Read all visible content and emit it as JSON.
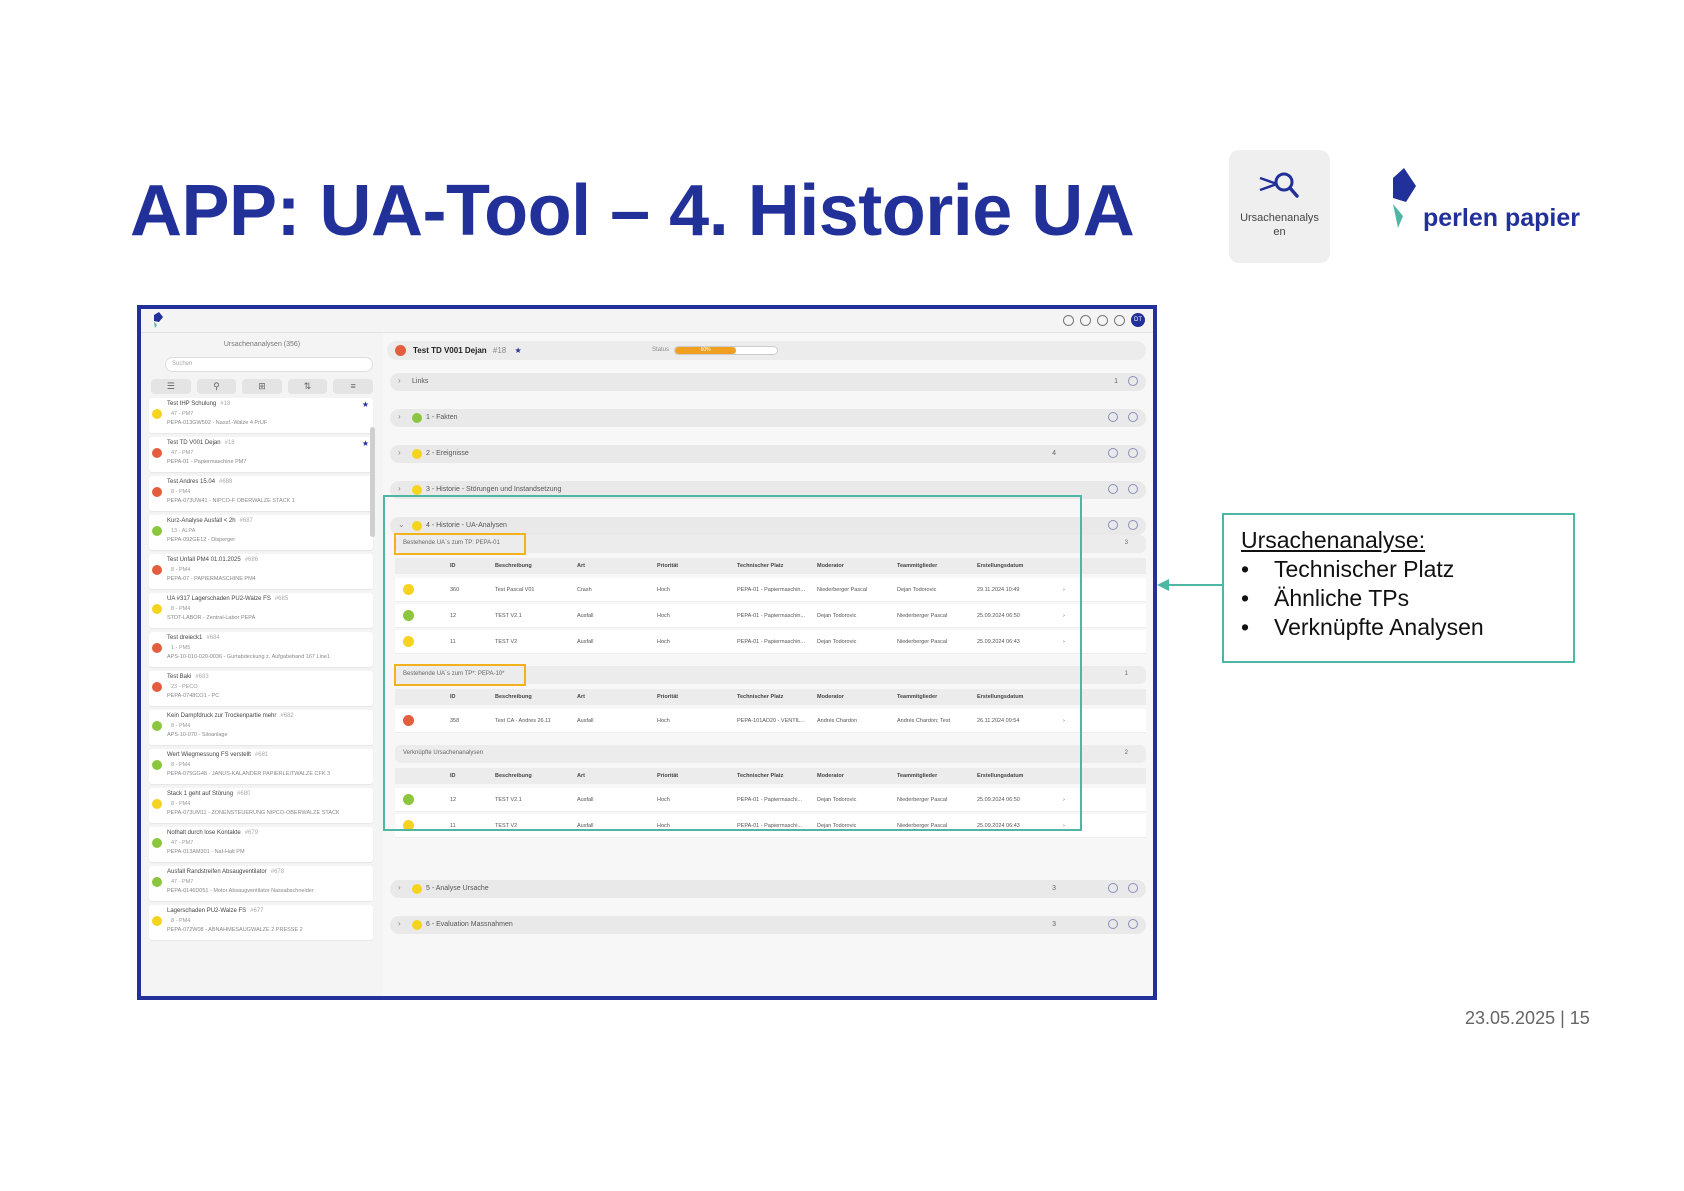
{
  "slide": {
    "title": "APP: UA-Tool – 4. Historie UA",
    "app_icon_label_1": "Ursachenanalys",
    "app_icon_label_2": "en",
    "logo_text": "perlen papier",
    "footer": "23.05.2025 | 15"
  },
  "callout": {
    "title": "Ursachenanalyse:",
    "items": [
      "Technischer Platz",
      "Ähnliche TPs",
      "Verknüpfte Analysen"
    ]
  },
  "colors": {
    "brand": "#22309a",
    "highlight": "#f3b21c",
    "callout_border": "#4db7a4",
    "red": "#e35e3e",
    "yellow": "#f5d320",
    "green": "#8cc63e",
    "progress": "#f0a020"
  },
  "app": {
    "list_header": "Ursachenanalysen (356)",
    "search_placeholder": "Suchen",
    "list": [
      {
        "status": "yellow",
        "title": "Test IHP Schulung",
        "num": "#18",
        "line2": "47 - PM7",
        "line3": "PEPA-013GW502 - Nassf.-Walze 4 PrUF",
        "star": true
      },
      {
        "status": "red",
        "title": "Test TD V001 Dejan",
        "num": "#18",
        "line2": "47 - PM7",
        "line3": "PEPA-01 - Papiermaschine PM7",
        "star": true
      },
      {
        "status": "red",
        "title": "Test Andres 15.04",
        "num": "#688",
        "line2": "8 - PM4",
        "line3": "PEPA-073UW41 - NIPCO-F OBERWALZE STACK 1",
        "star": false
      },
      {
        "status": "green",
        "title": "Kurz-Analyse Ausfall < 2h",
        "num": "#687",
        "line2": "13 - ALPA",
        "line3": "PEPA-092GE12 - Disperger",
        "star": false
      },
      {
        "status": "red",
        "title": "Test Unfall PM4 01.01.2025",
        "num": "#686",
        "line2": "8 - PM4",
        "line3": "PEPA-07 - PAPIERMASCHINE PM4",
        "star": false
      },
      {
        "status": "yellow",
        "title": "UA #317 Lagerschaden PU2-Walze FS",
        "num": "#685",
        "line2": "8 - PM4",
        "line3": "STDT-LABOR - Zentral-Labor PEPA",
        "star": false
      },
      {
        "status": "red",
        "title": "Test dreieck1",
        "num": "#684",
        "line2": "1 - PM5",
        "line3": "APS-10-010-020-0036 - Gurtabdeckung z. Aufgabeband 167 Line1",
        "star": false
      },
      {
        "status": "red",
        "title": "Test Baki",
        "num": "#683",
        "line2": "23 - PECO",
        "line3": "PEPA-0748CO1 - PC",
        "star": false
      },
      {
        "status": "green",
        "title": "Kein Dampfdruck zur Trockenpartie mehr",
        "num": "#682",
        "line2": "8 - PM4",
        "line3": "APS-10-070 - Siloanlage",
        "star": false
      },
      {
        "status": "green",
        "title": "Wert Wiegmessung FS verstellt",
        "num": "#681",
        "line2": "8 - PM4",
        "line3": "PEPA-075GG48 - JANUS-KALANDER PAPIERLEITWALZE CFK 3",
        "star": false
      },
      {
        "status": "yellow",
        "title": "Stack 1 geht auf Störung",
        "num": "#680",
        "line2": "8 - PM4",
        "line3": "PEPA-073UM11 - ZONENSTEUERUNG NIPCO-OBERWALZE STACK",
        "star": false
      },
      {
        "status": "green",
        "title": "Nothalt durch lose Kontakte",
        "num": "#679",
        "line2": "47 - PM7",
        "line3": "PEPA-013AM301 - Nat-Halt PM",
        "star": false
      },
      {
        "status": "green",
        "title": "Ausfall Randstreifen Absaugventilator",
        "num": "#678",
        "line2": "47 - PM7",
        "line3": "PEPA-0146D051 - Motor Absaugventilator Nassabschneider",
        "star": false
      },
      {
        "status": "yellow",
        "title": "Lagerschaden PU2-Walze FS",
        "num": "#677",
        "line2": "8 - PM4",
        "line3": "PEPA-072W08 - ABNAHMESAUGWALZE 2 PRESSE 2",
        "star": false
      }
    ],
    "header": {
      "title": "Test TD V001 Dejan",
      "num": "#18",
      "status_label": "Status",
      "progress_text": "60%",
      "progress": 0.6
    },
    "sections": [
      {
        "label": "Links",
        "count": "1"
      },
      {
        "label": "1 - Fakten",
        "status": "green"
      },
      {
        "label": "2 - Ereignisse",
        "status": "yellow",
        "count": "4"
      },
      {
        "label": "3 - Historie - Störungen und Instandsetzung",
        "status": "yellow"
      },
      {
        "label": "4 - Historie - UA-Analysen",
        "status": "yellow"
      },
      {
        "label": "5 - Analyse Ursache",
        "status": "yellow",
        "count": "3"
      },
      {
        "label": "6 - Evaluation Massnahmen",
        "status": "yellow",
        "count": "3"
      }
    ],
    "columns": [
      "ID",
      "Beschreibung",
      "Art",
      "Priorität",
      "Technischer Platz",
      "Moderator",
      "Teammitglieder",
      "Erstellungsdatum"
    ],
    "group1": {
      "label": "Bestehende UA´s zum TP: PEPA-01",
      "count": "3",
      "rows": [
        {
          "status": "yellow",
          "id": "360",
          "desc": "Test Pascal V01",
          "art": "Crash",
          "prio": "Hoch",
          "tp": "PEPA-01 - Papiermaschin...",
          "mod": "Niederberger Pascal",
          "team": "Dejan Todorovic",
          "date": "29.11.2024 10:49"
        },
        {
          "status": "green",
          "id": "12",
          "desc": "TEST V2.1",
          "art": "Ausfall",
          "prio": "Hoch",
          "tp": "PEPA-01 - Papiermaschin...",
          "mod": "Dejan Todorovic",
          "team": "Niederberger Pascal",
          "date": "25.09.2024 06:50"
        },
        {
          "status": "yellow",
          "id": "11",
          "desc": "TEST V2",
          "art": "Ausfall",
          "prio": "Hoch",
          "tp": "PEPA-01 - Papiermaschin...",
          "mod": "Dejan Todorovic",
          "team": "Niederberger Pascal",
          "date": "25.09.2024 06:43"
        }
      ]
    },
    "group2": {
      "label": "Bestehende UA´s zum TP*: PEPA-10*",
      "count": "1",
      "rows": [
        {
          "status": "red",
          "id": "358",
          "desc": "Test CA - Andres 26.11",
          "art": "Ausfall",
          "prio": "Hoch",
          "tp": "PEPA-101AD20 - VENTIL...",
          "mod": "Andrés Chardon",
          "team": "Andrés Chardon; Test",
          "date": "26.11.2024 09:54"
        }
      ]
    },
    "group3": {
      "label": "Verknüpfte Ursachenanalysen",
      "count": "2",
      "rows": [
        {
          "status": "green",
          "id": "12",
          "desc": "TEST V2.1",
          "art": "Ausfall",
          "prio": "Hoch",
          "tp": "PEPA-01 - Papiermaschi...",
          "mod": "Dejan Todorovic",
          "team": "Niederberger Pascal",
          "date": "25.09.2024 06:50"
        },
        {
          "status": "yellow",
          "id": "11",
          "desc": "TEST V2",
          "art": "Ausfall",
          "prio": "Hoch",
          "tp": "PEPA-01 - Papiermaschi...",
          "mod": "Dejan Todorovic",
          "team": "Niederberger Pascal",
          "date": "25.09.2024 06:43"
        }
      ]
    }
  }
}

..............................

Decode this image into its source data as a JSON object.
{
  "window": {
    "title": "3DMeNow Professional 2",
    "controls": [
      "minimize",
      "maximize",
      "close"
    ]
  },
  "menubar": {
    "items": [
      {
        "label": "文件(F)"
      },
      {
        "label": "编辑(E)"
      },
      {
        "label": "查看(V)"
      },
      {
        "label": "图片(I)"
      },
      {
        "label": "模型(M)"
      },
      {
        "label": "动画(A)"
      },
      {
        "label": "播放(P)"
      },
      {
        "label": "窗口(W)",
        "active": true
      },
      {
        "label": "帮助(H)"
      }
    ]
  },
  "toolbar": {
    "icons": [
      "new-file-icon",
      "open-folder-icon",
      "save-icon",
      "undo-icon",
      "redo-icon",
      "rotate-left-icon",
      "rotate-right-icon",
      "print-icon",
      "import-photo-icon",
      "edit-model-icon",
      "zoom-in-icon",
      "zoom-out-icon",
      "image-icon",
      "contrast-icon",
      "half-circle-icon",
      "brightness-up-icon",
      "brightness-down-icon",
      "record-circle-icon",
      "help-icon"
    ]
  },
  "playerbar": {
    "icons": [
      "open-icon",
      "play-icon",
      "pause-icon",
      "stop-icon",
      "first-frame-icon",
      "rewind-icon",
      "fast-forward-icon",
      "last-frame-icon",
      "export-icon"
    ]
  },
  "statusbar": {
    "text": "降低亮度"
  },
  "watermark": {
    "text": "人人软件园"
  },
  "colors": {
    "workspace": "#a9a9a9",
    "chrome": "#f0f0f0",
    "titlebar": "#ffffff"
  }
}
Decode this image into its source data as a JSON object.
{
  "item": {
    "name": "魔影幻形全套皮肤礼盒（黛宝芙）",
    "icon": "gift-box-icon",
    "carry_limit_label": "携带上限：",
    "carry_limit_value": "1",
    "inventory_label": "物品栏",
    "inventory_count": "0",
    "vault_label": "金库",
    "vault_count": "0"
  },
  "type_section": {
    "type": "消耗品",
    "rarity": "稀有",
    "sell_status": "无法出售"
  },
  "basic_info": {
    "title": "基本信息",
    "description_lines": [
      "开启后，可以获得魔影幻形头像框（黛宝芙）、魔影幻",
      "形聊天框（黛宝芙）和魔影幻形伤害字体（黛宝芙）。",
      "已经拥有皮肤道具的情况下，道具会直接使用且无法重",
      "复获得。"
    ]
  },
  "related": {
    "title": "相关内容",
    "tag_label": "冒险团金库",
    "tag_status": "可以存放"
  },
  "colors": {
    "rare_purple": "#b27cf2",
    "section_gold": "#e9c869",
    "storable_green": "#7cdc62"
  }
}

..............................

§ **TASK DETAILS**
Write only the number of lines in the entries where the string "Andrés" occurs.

§ **ANSWER AREA**
2